**RECORDS PROVIDED**
>>>>>

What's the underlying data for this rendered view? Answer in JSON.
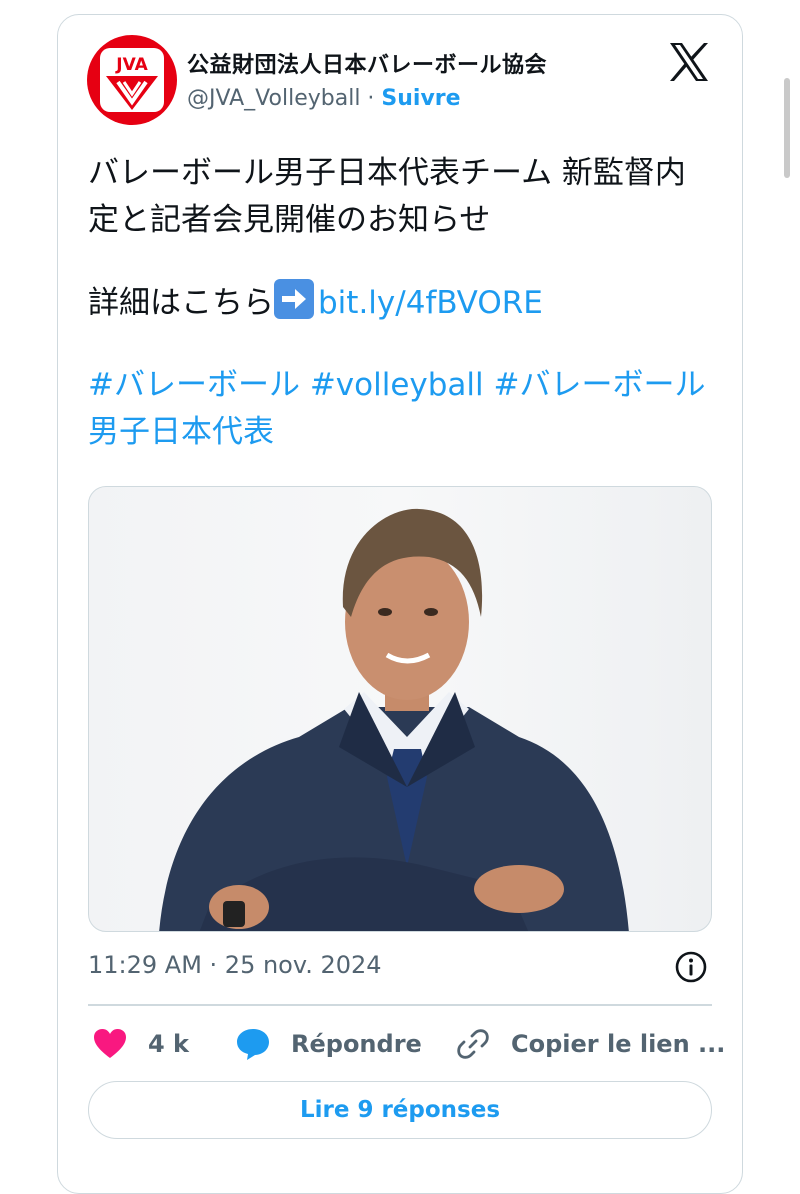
{
  "author": {
    "name": "公益財団法人日本バレーボール協会",
    "handle": "@JVA_Volleyball",
    "separator": " · ",
    "follow_label": "Suivre",
    "avatar_text": "JVA"
  },
  "tweet": {
    "line1": "バレーボール男子日本代表チーム 新監督内定と記者会見開催のお知らせ",
    "details_prefix": "詳細はこちら",
    "link_text": "bit.ly/4fBVORE",
    "hashtags": "#バレーボール #volleyball #バレーボール男子日本代表"
  },
  "meta": {
    "timestamp": "11:29 AM · 25 nov. 2024"
  },
  "actions": {
    "like_count": "4 k",
    "reply_label": "Répondre",
    "copy_label": "Copier le lien ..."
  },
  "read_replies_label": "Lire 9 réponses",
  "colors": {
    "accent": "#1d9bf0",
    "like": "#f91880",
    "brand_red": "#e60012"
  }
}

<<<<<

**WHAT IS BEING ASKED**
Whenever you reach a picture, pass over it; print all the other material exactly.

**RESULT BELOW**
What's the underlying data for this rendered view? Answer in JSON.
{
  "author": {
    "name": "公益財団法人日本バレーボール協会",
    "handle": "@JVA_Volleyball",
    "separator": " · ",
    "follow_label": "Suivre",
    "avatar_text": "JVA"
  },
  "tweet": {
    "line1": "バレーボール男子日本代表チーム 新監督内定と記者会見開催のお知らせ",
    "details_prefix": "詳細はこちら",
    "link_text": "bit.ly/4fBVORE",
    "hashtags": "#バレーボール #volleyball #バレーボール男子日本代表"
  },
  "meta": {
    "timestamp": "11:29 AM · 25 nov. 2024"
  },
  "actions": {
    "like_count": "4 k",
    "reply_label": "Répondre",
    "copy_label": "Copier le lien ..."
  },
  "read_replies_label": "Lire 9 réponses",
  "colors": {
    "accent": "#1d9bf0",
    "like": "#f91880",
    "brand_red": "#e60012"
  }
}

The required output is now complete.